Tethered to a location, a space, an interior – home is almost always irrevocably marked by temporal shifts.
Einstein’s famous theory on space-time is perhaps best captured by our cultural fascination with ‘haunted houses’. A typical architectural space with its own understanding of time and, some might even argue, physics. My photographs are about how we see and perceive the most banal surroundings. About the everyday, which constitutes ‘home’ as a perpetually haunted space; Understanding haunting as a method – a practice – of seeing our environment in a particular light.
Haunting and illumination have always been troubled bedfellows.
Light cannot exist without casting a shadow; it obscures as much as it reveals. While the rationale of haunting has always been about ‘bringing to light’ what remains repressed, any exercise in following light can lead us into eerie domains of the everyday, turning a more familiar visual narrative into something strange. All sources of light, cosmic, terrestrial, rural, or urban, will deliver its stranger cousin.

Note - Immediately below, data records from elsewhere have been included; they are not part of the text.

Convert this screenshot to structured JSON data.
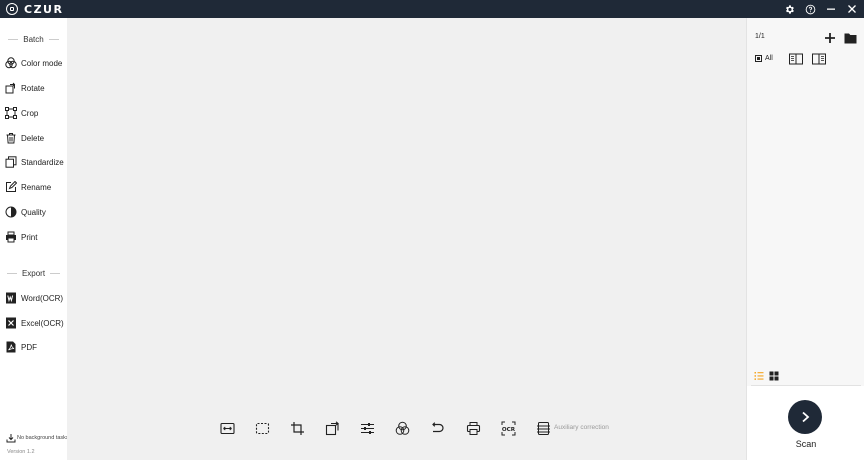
{
  "app": {
    "logo_text": "CZUR",
    "version": "Version 1.2"
  },
  "titlebar": {
    "icons": [
      "gear-icon",
      "help-icon",
      "minimize-icon",
      "close-icon"
    ]
  },
  "sidebar": {
    "batch_heading": "Batch",
    "batch_items": [
      {
        "label": "Color mode",
        "icon": "color-mode-icon"
      },
      {
        "label": "Rotate",
        "icon": "rotate-icon"
      },
      {
        "label": "Crop",
        "icon": "crop-icon"
      },
      {
        "label": "Delete",
        "icon": "trash-icon"
      },
      {
        "label": "Standardize",
        "icon": "standardize-icon"
      },
      {
        "label": "Rename",
        "icon": "rename-icon"
      },
      {
        "label": "Quality",
        "icon": "quality-icon"
      },
      {
        "label": "Print",
        "icon": "printer-icon"
      }
    ],
    "export_heading": "Export",
    "export_items": [
      {
        "label": "Word(OCR)",
        "icon": "word-icon"
      },
      {
        "label": "Excel(OCR)",
        "icon": "excel-icon"
      },
      {
        "label": "PDF",
        "icon": "pdf-icon"
      }
    ],
    "background_tasks": "No background tasks"
  },
  "toolbar": {
    "icons": [
      "fit-width-icon",
      "selection-icon",
      "crop-icon",
      "rotate-icon",
      "adjust-icon",
      "color-mode-icon",
      "undo-icon",
      "print-icon",
      "ocr-icon",
      "auxiliary-correction-icon"
    ],
    "ocr_icon_text": "OCR",
    "auxiliary_label": "Auxiliary correction"
  },
  "right_panel": {
    "page_count": "1/1",
    "all_label": "All",
    "scan_label": "Scan",
    "colors": {
      "accent": "#f5a623",
      "dark": "#1f2937"
    }
  }
}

A common misconception about the absence of light – and by extension, haunting – is that it instills a sense of fear or dread in its witnesses. But the sensory experiences gathered by witnessing a haunted scape or image surpasses stereotypical responses of fear and can often leave us with a heightened sense of stupor. The feeling is almost akin to a sense of peace, quite the opposite of fear induced turmoil. As per Bengali belief systems, afternoons and nights are most conducive for haunting. This means that the safe boundaries of home are most susceptible to these temporal intrusions.
As a documentation of space, of everyday, the visual narratives which emerged closest to haunting are thus, invariably, marked by similar passages in time, coinciding with traditional beliefs. Albeit, unknowingly.